"And you're still trying to dodge the question." She laid a hand on my arm. "Why do you keep so much of yourself hidden, Kyle?"

"No one cares. No one asks." Of course Rogue had cared …

"Oh, man. Now you're starting to remind me of a short Canadian I know …"

"Oh, really?" I looked at her again. There was something familiar about her … I was positive we had never met, but …

"And here you go changing the subject again …"

"Yes. I know. I do that. It's all part of my clever plan."

"Well, my clever plan is to keep hounding you until you actually tell me something real and true about yourself."

"Why?"

"Because you need to."

"What?"

"If you didn't want to talk to someone, you would just stop talking to me. You need this, Kyle. You need to talk to someone. Why not me? I said I won't judge."

I sighed. "She was very pretty. And she wasn't mine. And there's no way that she'll ever be mine. So I left. And then it happened again."

"I'm sorry."

"So am I." I looked out the window again. "But it won't stop me."

"It won't stop you from what?"

"It won't stop me from doing what I'm going to do. I made a promise. The kind of promise you can't break. Even if it's not what you want anymore."

"There's always a choice, Kyle."

"No. No there's not. Sometimes we make a choice that can't be unmade." I sighed. "Sometimes we damn ourselves when all we want to do is make sure we never hurt again."

"You really believe that?"

"You don't?"

"I've seen terrible things, Kyle. I've even done a few myself. I've seen people change. I've seen people be redeemed—even people no one could imagine ever finding their way back from a very dark path. I don't think you believe it yourself, but you're a good man, Kyle."

"What makes you say that?"

"Regret. No one who's capable of that is beyond redemption."

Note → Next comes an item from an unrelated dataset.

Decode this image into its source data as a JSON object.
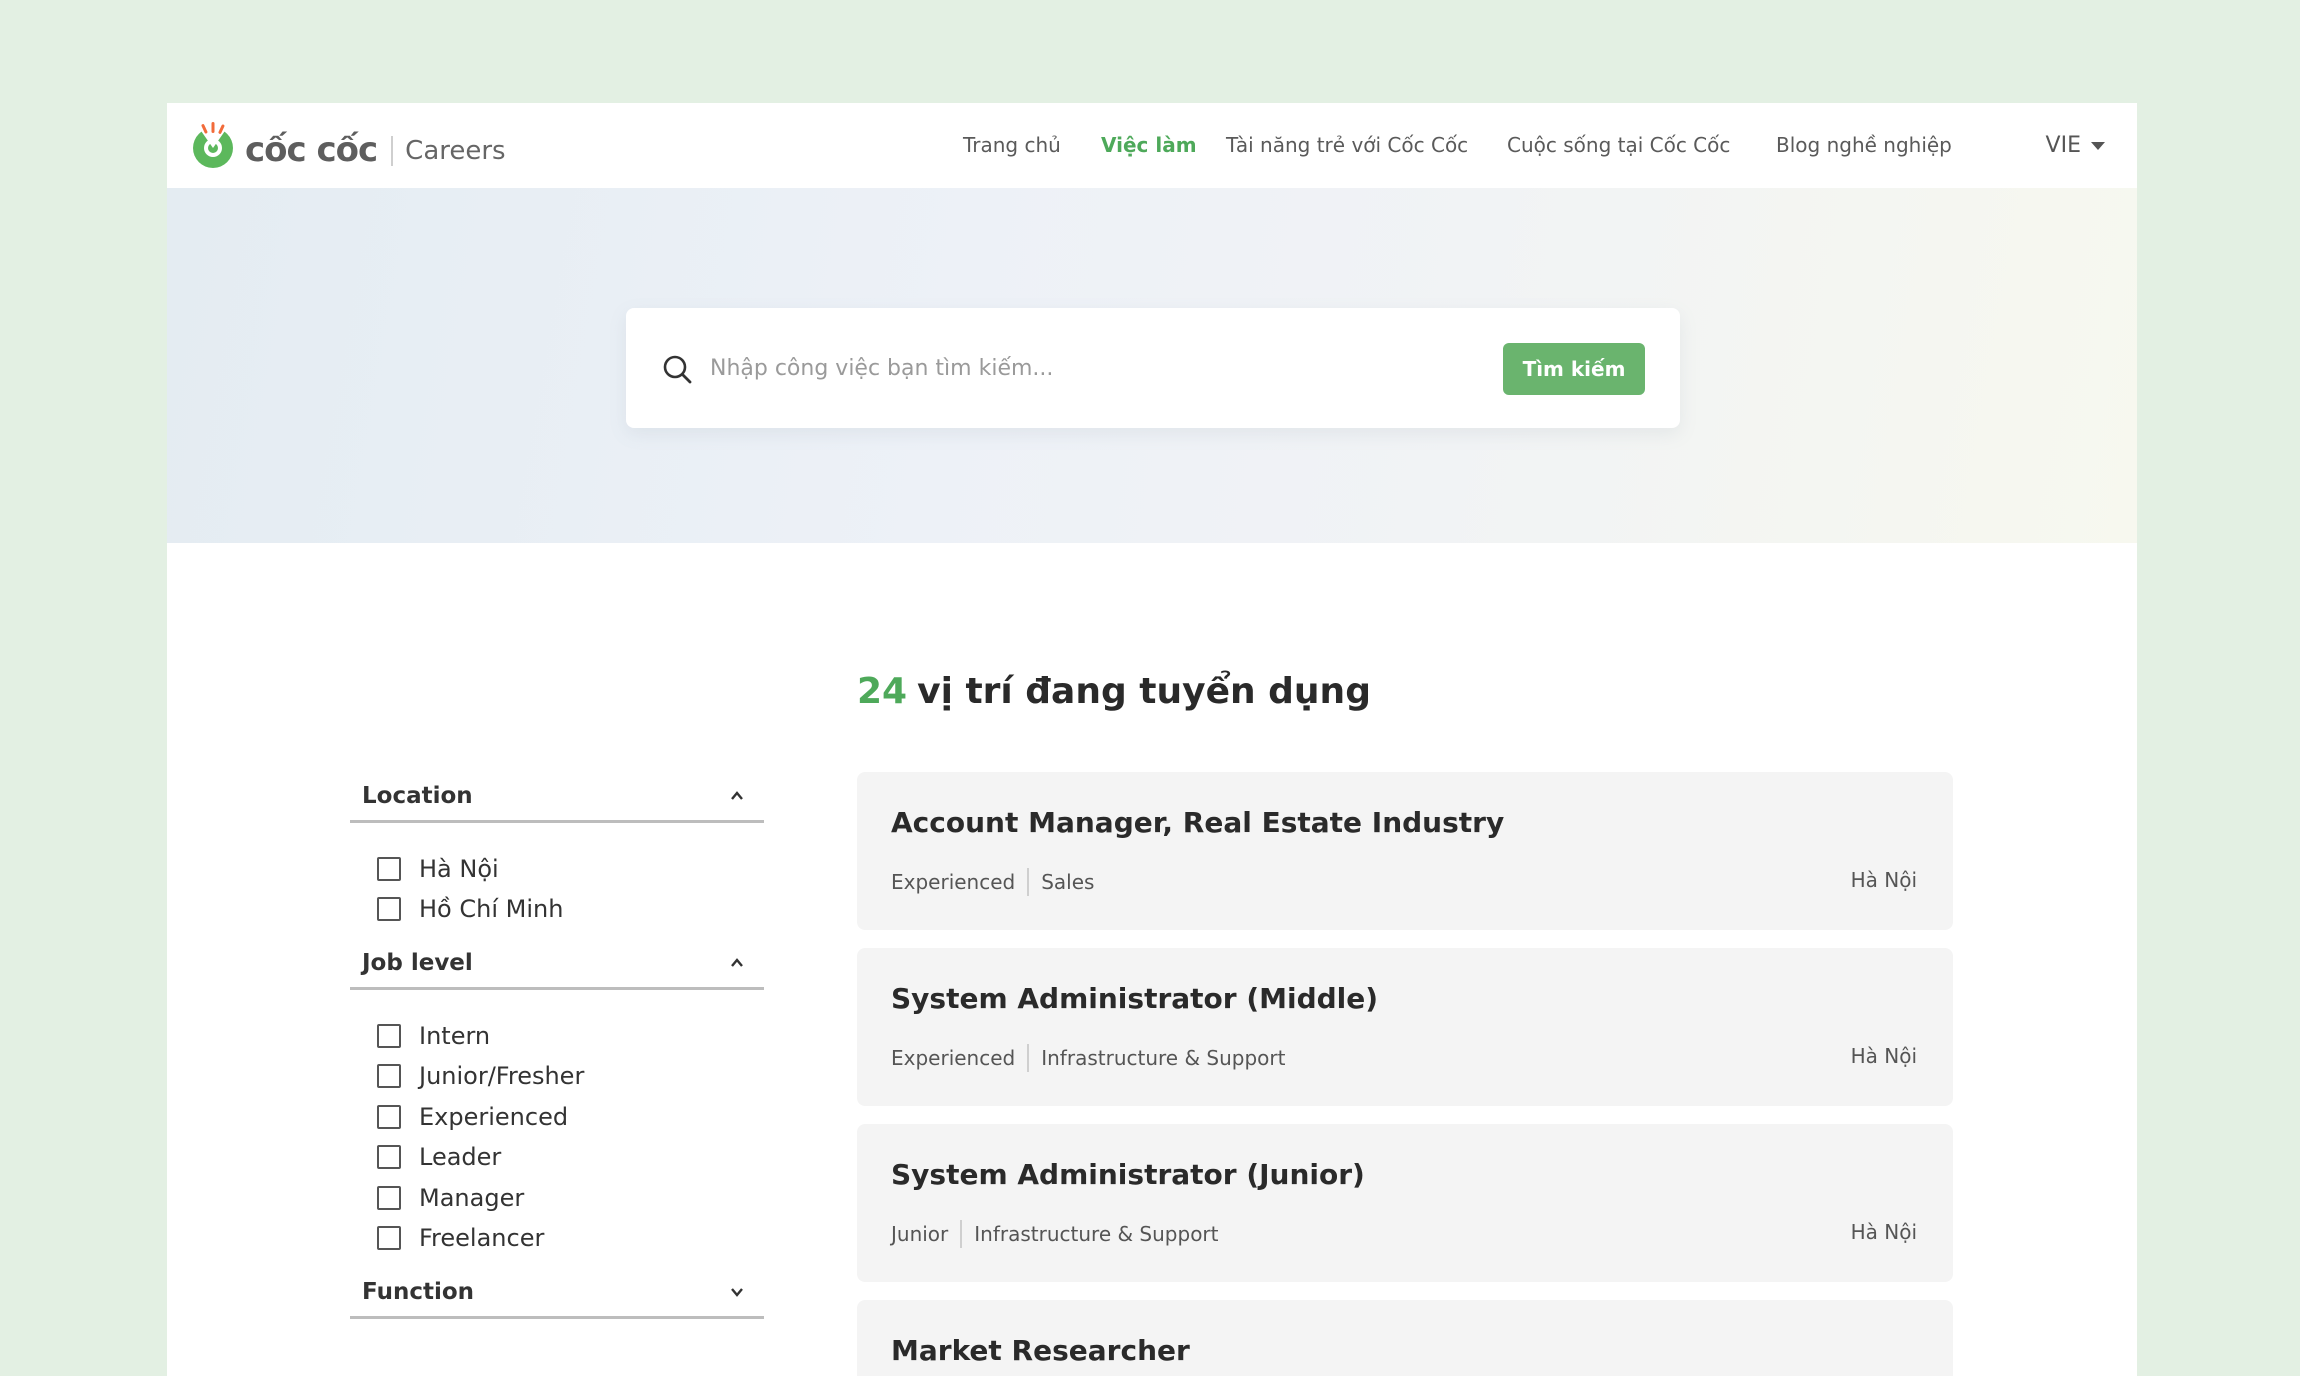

I thought of the box of Uru in my pocket. I thought of what I was going to do with it—what the Lady was going to do with it. "That's a nice thought, Kitty, and I'd like to believe it, but here in this place called 'the real world' things don't really seem to work that way…"